### What is being asked
For each line below that contains the word "Alarm", return that line.

--- START ---

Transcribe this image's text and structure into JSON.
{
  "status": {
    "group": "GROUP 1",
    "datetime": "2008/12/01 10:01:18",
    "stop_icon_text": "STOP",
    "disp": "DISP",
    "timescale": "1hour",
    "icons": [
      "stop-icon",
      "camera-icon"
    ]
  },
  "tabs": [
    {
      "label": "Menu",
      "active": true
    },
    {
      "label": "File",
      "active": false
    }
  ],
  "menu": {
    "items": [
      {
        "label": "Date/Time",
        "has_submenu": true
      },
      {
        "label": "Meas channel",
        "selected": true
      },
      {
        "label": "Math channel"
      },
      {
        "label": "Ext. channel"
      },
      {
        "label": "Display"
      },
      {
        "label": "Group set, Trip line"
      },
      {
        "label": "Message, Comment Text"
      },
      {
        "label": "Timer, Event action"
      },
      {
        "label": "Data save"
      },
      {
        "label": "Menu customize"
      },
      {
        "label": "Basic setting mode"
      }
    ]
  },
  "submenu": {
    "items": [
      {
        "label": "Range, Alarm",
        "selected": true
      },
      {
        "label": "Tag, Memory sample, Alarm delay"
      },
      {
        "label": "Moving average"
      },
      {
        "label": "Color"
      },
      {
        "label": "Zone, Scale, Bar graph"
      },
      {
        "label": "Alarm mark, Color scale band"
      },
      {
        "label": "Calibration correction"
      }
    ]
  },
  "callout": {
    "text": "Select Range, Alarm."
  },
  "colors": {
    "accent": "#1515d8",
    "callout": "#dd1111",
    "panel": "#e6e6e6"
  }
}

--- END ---
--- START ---

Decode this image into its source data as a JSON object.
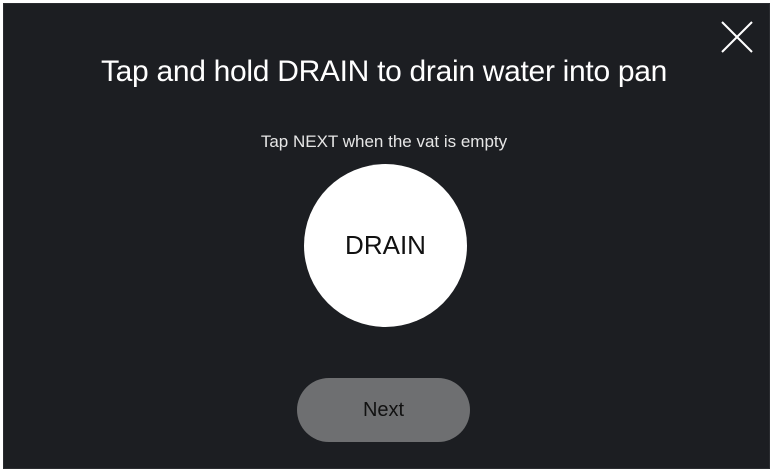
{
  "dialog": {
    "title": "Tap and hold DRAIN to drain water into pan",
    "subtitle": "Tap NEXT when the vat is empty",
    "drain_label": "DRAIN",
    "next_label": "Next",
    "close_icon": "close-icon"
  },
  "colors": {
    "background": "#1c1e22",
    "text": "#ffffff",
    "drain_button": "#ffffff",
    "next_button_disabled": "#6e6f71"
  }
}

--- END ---

### Answer to this exercise
        "label": "Range, Alarm",
        "label": "Tag, Memory sample, Alarm delay"
        "label": "Alarm mark, Color scale band"
    "text": "Select Range, Alarm."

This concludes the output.